Twitter Relents to the French, Hands over User Data in Hate Speech Case
Twitter had been resisting demands by the French government to fork over user data so that they can track down people who tweeted anti-Semitic comments and charge them with violations of hate speech laws there.
They've finally given in. According to The Guardian:
Twitter has handed French authorities data which could identify the users behind a spate of antisemitic tweets after a long court battle begun by anti-racism campaigners.
In a rare move, the microblogging site announced on Friday that "in response to a valid legal request" it had provided the Paris prosecutor with "data that may enable the identification of certain users that the vice-prosecutor believes have violated French law". Twitter said this gesture put an end to the long legal dispute.

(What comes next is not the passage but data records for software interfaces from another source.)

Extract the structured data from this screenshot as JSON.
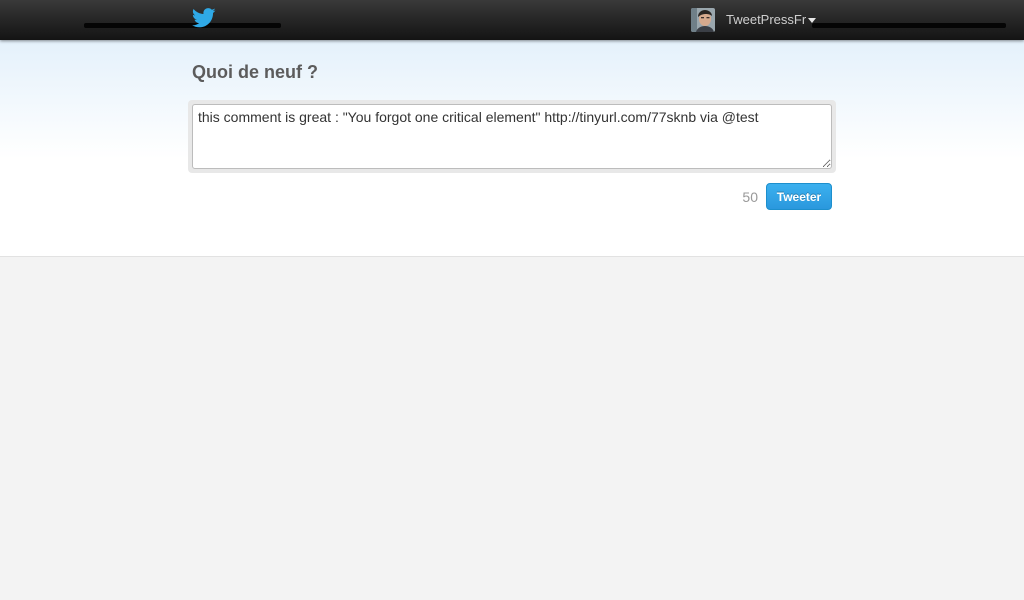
{
  "header": {
    "logo_icon": "twitter-bird-icon",
    "account": {
      "screen_name": "TweetPressFr",
      "avatar_icon": "user-avatar",
      "dropdown_icon": "caret-down-icon"
    }
  },
  "compose": {
    "heading": "Quoi de neuf ?",
    "tweet_text": "this comment is great : \"You forgot one critical element\" http://tinyurl.com/77sknb via @test",
    "char_count": "50",
    "submit_label": "Tweeter"
  },
  "colors": {
    "accent": "#2a9ddf",
    "topbar": "#262626",
    "heading": "#5c5c5c",
    "page_background": "#f3f3f3"
  }
}
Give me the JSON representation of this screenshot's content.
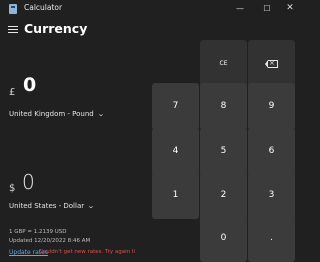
{
  "app": {
    "title": "Calculator"
  },
  "window": {
    "minimize": "—",
    "maximize": "☐",
    "close": "✕"
  },
  "mode": {
    "title": "Currency"
  },
  "input": {
    "symbol": "£",
    "value": "0",
    "unit": "United Kingdom - Pound"
  },
  "output": {
    "symbol": "$",
    "value": "0",
    "unit": "United States - Dollar"
  },
  "info": {
    "rate": "1 GBP = 1.2139 USD",
    "updated": "Updated 12/20/2022 8:46 AM",
    "update_link": "Update rates",
    "error": "Couldn't get new rates. Try again li"
  },
  "keys": {
    "ce": "CE",
    "k7": "7",
    "k8": "8",
    "k9": "9",
    "k4": "4",
    "k5": "5",
    "k6": "6",
    "k1": "1",
    "k2": "2",
    "k3": "3",
    "k0": "0",
    "dot": "."
  },
  "icons": {
    "menu": "hamburger-icon",
    "backspace": "backspace-icon",
    "dropdown": "chevron-down-icon"
  },
  "colors": {
    "background": "#202020",
    "key_number": "#3b3b3b",
    "key_function": "#323232",
    "link": "#5fa8ea",
    "error": "#e0504c"
  }
}
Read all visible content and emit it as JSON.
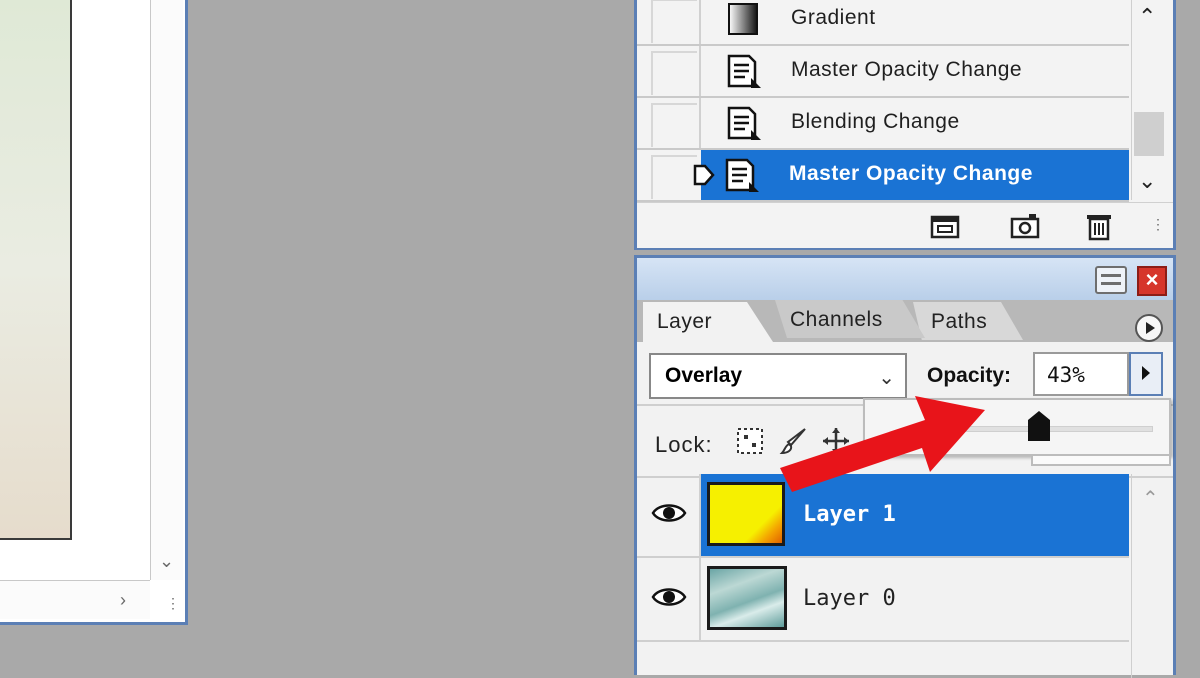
{
  "history": {
    "items": [
      {
        "label": "Gradient",
        "icon": "gradient-icon",
        "selected": false
      },
      {
        "label": "Master Opacity Change",
        "icon": "history-state-icon",
        "selected": false
      },
      {
        "label": "Blending Change",
        "icon": "history-state-icon",
        "selected": false
      },
      {
        "label": "Master Opacity Change",
        "icon": "history-state-icon",
        "selected": true
      }
    ],
    "footer_buttons": [
      "new-document-from-state-icon",
      "snapshot-icon",
      "trash-icon"
    ]
  },
  "layers_panel": {
    "tabs": [
      "Layer",
      "Channels",
      "Paths"
    ],
    "blend_mode": "Overlay",
    "opacity_label": "Opacity:",
    "opacity_value": "43%",
    "opacity_fraction": 0.43,
    "lock_label": "Lock:",
    "layers": [
      {
        "name": "Layer 1",
        "visible": true,
        "selected": true
      },
      {
        "name": "Layer 0",
        "visible": true,
        "selected": false
      }
    ]
  },
  "colors": {
    "selection": "#1a73d4",
    "window_border": "#5b7fb5",
    "annotation_arrow": "#e8141a"
  }
}
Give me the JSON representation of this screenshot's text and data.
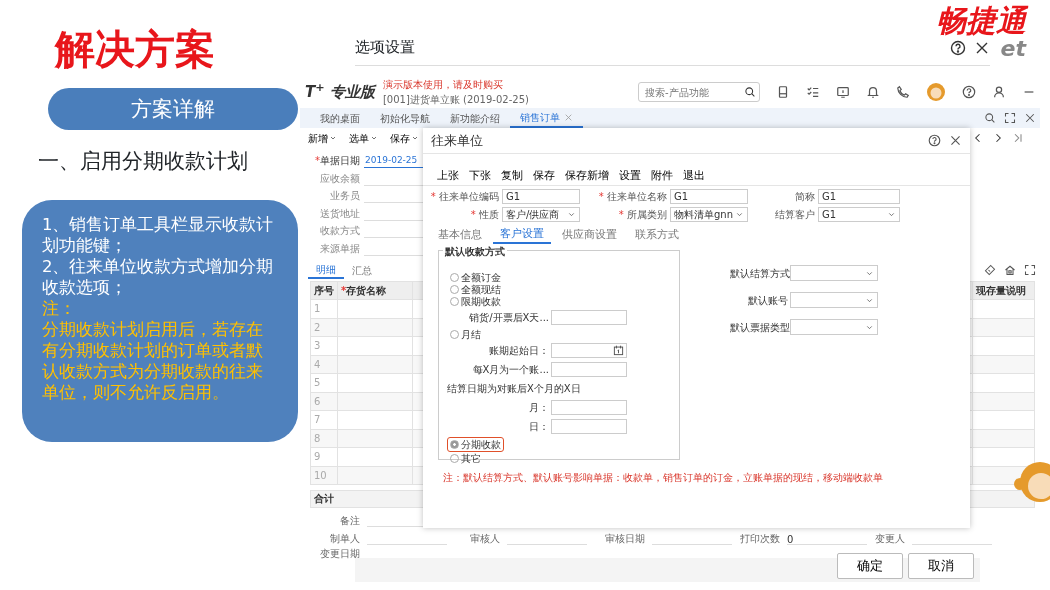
{
  "slide": {
    "title": "解决方案",
    "pill": "方案详解",
    "heading": "一、启用分期收款计划",
    "notes": [
      {
        "kind": "point",
        "text": "1、销售订单工具栏显示收款计划功能键；"
      },
      {
        "kind": "point",
        "text": "2、往来单位收款方式增加分期收款选项；"
      },
      {
        "kind": "caution",
        "text": "注："
      },
      {
        "kind": "caution",
        "text": "分期收款计划启用后，若存在有分期收款计划的订单或者默认收款方式为分期收款的往来单位，则不允许反启用。"
      }
    ]
  },
  "logo": {
    "name": "畅捷通",
    "suffix": "et"
  },
  "options_window": {
    "title": "选项设置",
    "buttons": [
      "确定",
      "取消"
    ]
  },
  "app": {
    "product": "T$^{+}$ 专业版",
    "notice": "演示版本使用，请及时购买",
    "account": "[001]进货单立账  (2019-02-25)",
    "search": {
      "placeholder": "搜索-产品功能"
    },
    "tabs": [
      {
        "label": "我的桌面",
        "selected": false,
        "closable": false
      },
      {
        "label": "初始化导航",
        "selected": false,
        "closable": false
      },
      {
        "label": "新功能介绍",
        "selected": false,
        "closable": false
      },
      {
        "label": "销售订单",
        "selected": true,
        "closable": true
      }
    ],
    "toolbar": [
      "新增",
      "选单",
      "保存"
    ],
    "form": [
      {
        "label": "单据日期",
        "mark": "*",
        "value": "2019-02-25"
      },
      {
        "label": "应收余额"
      },
      {
        "label": "业务员"
      },
      {
        "label": "送货地址"
      },
      {
        "label": "收款方式"
      },
      {
        "label": "来源单据"
      }
    ],
    "detail_tabs": [
      {
        "label": "明细",
        "selected": true
      },
      {
        "label": "汇总",
        "selected": false
      }
    ],
    "grid": {
      "columns": [
        {
          "label": "序号"
        },
        {
          "label": "存货名称",
          "mark": "*"
        }
      ],
      "last_column": "现存量说明",
      "rows": [
        "1",
        "2",
        "3",
        "4",
        "5",
        "6",
        "7",
        "8",
        "9",
        "10"
      ],
      "total": "合计"
    },
    "remark": "备注",
    "footer": [
      {
        "label": "制单人"
      },
      {
        "label": "审核人"
      },
      {
        "label": "审核日期"
      },
      {
        "label": "打印次数",
        "value": "0"
      },
      {
        "label": "变更人"
      }
    ],
    "changed_date": "变更日期"
  },
  "dialog": {
    "title": "往来单位",
    "toolbar": [
      "上张",
      "下张",
      "复制",
      "保存",
      "保存新增",
      "设置",
      "附件",
      "退出"
    ],
    "fields": [
      {
        "label": "往来单位编码",
        "mark": "*",
        "kind": "text",
        "value": "G1"
      },
      {
        "label": "往来单位名称",
        "mark": "*",
        "kind": "text",
        "value": "G1"
      },
      {
        "label": "简称",
        "kind": "text",
        "value": "G1"
      },
      {
        "label": "性质",
        "mark": "*",
        "kind": "select",
        "value": "客户/供应商"
      },
      {
        "label": "所属类别",
        "mark": "*",
        "kind": "select",
        "value": "物料清单gnn"
      },
      {
        "label": "结算客户",
        "kind": "select",
        "value": "G1"
      }
    ],
    "tabs": [
      {
        "label": "基本信息",
        "selected": false
      },
      {
        "label": "客户设置",
        "selected": true
      },
      {
        "label": "供应商设置",
        "selected": false
      },
      {
        "label": "联系方式",
        "selected": false
      }
    ],
    "payment": {
      "legend": "默认收款方式",
      "items": [
        {
          "kind": "radio",
          "label": "全额订金",
          "selected": false,
          "highlighted": false
        },
        {
          "kind": "radio",
          "label": "全额现结",
          "selected": false,
          "highlighted": false
        },
        {
          "kind": "radio",
          "label": "限期收款",
          "selected": false,
          "highlighted": false
        },
        {
          "kind": "field",
          "label": "销货/开票后X天..."
        },
        {
          "kind": "radio",
          "label": "月结",
          "selected": false,
          "highlighted": false
        },
        {
          "kind": "date_field",
          "label": "账期起始日："
        },
        {
          "kind": "field",
          "label": "每X月为一个账..."
        },
        {
          "kind": "caption",
          "label": "结算日期为对账后X个月的X日"
        },
        {
          "kind": "field",
          "label": "月："
        },
        {
          "kind": "field",
          "label": "日："
        },
        {
          "kind": "radio",
          "label": "分期收款",
          "selected": true,
          "highlighted": true
        },
        {
          "kind": "radio",
          "label": "其它",
          "selected": false,
          "highlighted": false
        }
      ]
    },
    "defaults": [
      {
        "label": "默认结算方式"
      },
      {
        "label": "默认账号"
      },
      {
        "label": "默认票据类型"
      }
    ],
    "note": "注：默认结算方式、默认账号影响单据：收款单，销售订单的订金，立账单据的现结，移动端收款单"
  }
}
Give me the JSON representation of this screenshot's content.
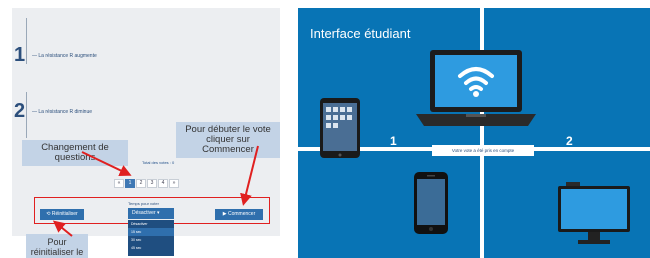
{
  "left": {
    "questions": [
      {
        "number": "1",
        "text": "La résistance R augmente"
      },
      {
        "number": "2",
        "text": "La résistance R diminue"
      }
    ],
    "total_votes": "Total des votes : 0",
    "pagination": [
      "«",
      "1",
      "2",
      "3",
      "4",
      "»"
    ],
    "active_page": "1",
    "buttons": {
      "reset": "Réinitialiser",
      "start": "Commencer"
    },
    "vote_time_label": "Temps pour voter",
    "select_value": "Désactiver",
    "dropdown_options": [
      "Désactiver",
      "15 sec",
      "30 sec",
      "45 sec"
    ],
    "dropdown_selected": "15 sec",
    "callouts": {
      "change_questions": "Changement de questions",
      "start_vote": "Pour débuter le vote cliquer sur Commencer",
      "reset_vote": "Pour réinitialiser le vote"
    },
    "arrow_color": "#e02020"
  },
  "right": {
    "title": "Interface étudiant",
    "zone_numbers": [
      "1",
      "2"
    ],
    "account_message": "Votre vote a été pris en compte",
    "background_color": "#0874b5",
    "devices": [
      "tablet-icon",
      "laptop-icon",
      "wifi-icon",
      "phone-icon",
      "monitor-icon"
    ]
  }
}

In October last year, there was outrage after numerous antisemitic comments were tweeted under the hashtags #UnBonJuif (a good Jew) and #UnJuifMort (a dead Jew). When alerted to the tweets, Twitter immediately removed them.
It's not clear if the absurd $50 million civil lawsuit against Twitter by the French Union of Jewish Students will continue on or be dropped now.
Follow this story and more at Reason 24/7.
Spice up your blog or Website with Reason 24/7 news and Reason articles. You can get the widgets here. If you have a story that would be of interest to Reason's readers please let us know by emailing the 24/7 crew at email@example.com, or tweet us stories at @reason247.